→ **DATA FOR ANALYSIS**
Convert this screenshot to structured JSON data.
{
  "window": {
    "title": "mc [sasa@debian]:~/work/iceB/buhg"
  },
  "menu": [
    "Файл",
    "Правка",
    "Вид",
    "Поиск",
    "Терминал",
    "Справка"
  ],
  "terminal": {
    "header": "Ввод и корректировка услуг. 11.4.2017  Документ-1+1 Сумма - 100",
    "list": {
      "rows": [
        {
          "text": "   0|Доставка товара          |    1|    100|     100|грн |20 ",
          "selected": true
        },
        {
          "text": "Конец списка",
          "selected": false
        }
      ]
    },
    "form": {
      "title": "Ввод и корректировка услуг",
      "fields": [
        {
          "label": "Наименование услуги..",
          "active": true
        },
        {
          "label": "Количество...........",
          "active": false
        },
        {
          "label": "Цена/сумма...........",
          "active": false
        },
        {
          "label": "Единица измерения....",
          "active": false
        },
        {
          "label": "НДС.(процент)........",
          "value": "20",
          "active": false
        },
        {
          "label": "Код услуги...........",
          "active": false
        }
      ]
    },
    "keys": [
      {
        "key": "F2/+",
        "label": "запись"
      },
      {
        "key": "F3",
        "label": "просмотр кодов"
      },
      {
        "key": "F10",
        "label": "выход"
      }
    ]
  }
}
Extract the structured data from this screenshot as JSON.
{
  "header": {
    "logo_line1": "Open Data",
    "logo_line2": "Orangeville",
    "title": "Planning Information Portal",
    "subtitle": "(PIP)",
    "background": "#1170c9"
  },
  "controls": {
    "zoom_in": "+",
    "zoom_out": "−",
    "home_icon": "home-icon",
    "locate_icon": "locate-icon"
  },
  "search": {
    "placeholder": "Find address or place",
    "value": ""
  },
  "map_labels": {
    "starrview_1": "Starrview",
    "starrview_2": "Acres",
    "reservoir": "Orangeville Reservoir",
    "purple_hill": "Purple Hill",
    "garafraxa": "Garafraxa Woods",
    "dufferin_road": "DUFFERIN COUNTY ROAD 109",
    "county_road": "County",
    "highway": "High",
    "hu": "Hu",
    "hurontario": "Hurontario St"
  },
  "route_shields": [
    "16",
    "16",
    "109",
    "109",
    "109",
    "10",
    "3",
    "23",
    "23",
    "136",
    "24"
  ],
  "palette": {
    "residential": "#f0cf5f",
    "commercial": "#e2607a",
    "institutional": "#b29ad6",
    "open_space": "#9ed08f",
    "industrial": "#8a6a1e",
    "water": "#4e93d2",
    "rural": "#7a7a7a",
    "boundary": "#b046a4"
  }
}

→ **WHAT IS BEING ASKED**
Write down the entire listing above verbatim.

→ **ANSWER TO THE PROBLEM**
Convert this screenshot to structured JSON data.
{
  "window": {
    "title": "mc [sasa@debian]:~/work/iceB/buhg"
  },
  "menu": [
    "Файл",
    "Правка",
    "Вид",
    "Поиск",
    "Терминал",
    "Справка"
  ],
  "terminal": {
    "header": "Ввод и корректировка услуг. 11.4.2017  Документ-1+1 Сумма - 100",
    "list": {
      "rows": [
        {
          "text": "   0|Доставка товара          |    1|    100|     100|грн |20 ",
          "selected": true
        },
        {
          "text": "Конец списка",
          "selected": false
        }
      ]
    },
    "form": {
      "title": "Ввод и корректировка услуг",
      "fields": [
        {
          "label": "Наименование услуги..",
          "active": true
        },
        {
          "label": "Количество...........",
          "active": false
        },
        {
          "label": "Цена/сумма...........",
          "active": false
        },
        {
          "label": "Единица измерения....",
          "active": false
        },
        {
          "label": "НДС.(процент)........",
          "value": "20",
          "active": false
        },
        {
          "label": "Код услуги...........",
          "active": false
        }
      ]
    },
    "keys": [
      {
        "key": "F2/+",
        "label": "запись"
      },
      {
        "key": "F3",
        "label": "просмотр кодов"
      },
      {
        "key": "F10",
        "label": "выход"
      }
    ]
  }
}
Extract the structured data from this screenshot as JSON.
{
  "header": {
    "logo_line1": "Open Data",
    "logo_line2": "Orangeville",
    "title": "Planning Information Portal",
    "subtitle": "(PIP)",
    "background": "#1170c9"
  },
  "controls": {
    "zoom_in": "+",
    "zoom_out": "−",
    "home_icon": "home-icon",
    "locate_icon": "locate-icon"
  },
  "search": {
    "placeholder": "Find address or place",
    "value": ""
  },
  "map_labels": {
    "starrview_1": "Starrview",
    "starrview_2": "Acres",
    "reservoir": "Orangeville Reservoir",
    "purple_hill": "Purple Hill",
    "garafraxa": "Garafraxa Woods",
    "dufferin_road": "DUFFERIN COUNTY ROAD 109",
    "county_road": "County",
    "highway": "High",
    "hu": "Hu",
    "hurontario": "Hurontario St"
  },
  "route_shields": [
    "16",
    "16",
    "109",
    "109",
    "109",
    "10",
    "3",
    "23",
    "23",
    "136",
    "24"
  ],
  "palette": {
    "residential": "#f0cf5f",
    "commercial": "#e2607a",
    "institutional": "#b29ad6",
    "open_space": "#9ed08f",
    "industrial": "#8a6a1e",
    "water": "#4e93d2",
    "rural": "#7a7a7a",
    "boundary": "#b046a4"
  }
}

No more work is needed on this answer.